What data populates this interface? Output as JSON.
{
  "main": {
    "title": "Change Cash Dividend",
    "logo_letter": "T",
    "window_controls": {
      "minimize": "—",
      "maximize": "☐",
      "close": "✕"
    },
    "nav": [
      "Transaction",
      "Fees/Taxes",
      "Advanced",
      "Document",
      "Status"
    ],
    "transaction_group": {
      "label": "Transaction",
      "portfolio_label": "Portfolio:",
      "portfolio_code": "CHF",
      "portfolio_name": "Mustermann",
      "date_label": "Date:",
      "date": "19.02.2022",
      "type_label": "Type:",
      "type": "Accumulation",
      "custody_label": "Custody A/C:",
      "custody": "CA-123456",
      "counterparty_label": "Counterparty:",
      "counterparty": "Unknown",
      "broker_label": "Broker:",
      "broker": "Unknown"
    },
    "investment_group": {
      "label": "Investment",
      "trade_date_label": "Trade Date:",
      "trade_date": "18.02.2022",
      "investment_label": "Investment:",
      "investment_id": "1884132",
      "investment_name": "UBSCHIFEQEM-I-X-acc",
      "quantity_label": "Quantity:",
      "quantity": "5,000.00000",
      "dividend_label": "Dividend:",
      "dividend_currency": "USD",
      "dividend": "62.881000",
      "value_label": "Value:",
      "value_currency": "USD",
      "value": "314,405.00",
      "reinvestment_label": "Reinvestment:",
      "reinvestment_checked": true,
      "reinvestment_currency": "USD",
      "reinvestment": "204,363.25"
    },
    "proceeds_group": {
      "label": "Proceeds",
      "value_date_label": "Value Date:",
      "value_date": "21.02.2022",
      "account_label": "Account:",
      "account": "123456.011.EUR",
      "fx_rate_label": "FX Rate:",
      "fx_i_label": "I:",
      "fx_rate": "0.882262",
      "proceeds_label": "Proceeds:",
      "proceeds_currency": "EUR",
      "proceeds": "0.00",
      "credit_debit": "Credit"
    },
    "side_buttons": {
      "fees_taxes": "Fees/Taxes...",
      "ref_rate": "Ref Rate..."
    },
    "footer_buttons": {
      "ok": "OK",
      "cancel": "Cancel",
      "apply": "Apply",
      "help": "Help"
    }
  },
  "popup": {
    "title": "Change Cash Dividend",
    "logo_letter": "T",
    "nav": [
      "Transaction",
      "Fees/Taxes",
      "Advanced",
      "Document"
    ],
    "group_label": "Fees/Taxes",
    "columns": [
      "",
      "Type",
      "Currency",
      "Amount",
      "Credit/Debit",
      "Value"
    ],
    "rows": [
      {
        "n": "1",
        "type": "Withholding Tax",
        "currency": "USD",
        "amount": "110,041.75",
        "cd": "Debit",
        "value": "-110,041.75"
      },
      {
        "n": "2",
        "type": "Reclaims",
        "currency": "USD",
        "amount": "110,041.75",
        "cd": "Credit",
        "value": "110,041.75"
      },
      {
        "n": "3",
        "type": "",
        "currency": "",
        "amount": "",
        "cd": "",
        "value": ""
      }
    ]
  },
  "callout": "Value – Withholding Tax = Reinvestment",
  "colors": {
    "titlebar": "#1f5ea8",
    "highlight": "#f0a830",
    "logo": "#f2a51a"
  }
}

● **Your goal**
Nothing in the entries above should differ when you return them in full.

● **Exercise result**
What data populates this interface? Output as JSON.
{
  "main": {
    "title": "Change Cash Dividend",
    "logo_letter": "T",
    "window_controls": {
      "minimize": "—",
      "maximize": "☐",
      "close": "✕"
    },
    "nav": [
      "Transaction",
      "Fees/Taxes",
      "Advanced",
      "Document",
      "Status"
    ],
    "transaction_group": {
      "label": "Transaction",
      "portfolio_label": "Portfolio:",
      "portfolio_code": "CHF",
      "portfolio_name": "Mustermann",
      "date_label": "Date:",
      "date": "19.02.2022",
      "type_label": "Type:",
      "type": "Accumulation",
      "custody_label": "Custody A/C:",
      "custody": "CA-123456",
      "counterparty_label": "Counterparty:",
      "counterparty": "Unknown",
      "broker_label": "Broker:",
      "broker": "Unknown"
    },
    "investment_group": {
      "label": "Investment",
      "trade_date_label": "Trade Date:",
      "trade_date": "18.02.2022",
      "investment_label": "Investment:",
      "investment_id": "1884132",
      "investment_name": "UBSCHIFEQEM-I-X-acc",
      "quantity_label": "Quantity:",
      "quantity": "5,000.00000",
      "dividend_label": "Dividend:",
      "dividend_currency": "USD",
      "dividend": "62.881000",
      "value_label": "Value:",
      "value_currency": "USD",
      "value": "314,405.00",
      "reinvestment_label": "Reinvestment:",
      "reinvestment_checked": true,
      "reinvestment_currency": "USD",
      "reinvestment": "204,363.25"
    },
    "proceeds_group": {
      "label": "Proceeds",
      "value_date_label": "Value Date:",
      "value_date": "21.02.2022",
      "account_label": "Account:",
      "account": "123456.011.EUR",
      "fx_rate_label": "FX Rate:",
      "fx_i_label": "I:",
      "fx_rate": "0.882262",
      "proceeds_label": "Proceeds:",
      "proceeds_currency": "EUR",
      "proceeds": "0.00",
      "credit_debit": "Credit"
    },
    "side_buttons": {
      "fees_taxes": "Fees/Taxes...",
      "ref_rate": "Ref Rate..."
    },
    "footer_buttons": {
      "ok": "OK",
      "cancel": "Cancel",
      "apply": "Apply",
      "help": "Help"
    }
  },
  "popup": {
    "title": "Change Cash Dividend",
    "logo_letter": "T",
    "nav": [
      "Transaction",
      "Fees/Taxes",
      "Advanced",
      "Document"
    ],
    "group_label": "Fees/Taxes",
    "columns": [
      "",
      "Type",
      "Currency",
      "Amount",
      "Credit/Debit",
      "Value"
    ],
    "rows": [
      {
        "n": "1",
        "type": "Withholding Tax",
        "currency": "USD",
        "amount": "110,041.75",
        "cd": "Debit",
        "value": "-110,041.75"
      },
      {
        "n": "2",
        "type": "Reclaims",
        "currency": "USD",
        "amount": "110,041.75",
        "cd": "Credit",
        "value": "110,041.75"
      },
      {
        "n": "3",
        "type": "",
        "currency": "",
        "amount": "",
        "cd": "",
        "value": ""
      }
    ]
  },
  "callout": "Value – Withholding Tax = Reinvestment",
  "colors": {
    "titlebar": "#1f5ea8",
    "highlight": "#f0a830",
    "logo": "#f2a51a"
  }
}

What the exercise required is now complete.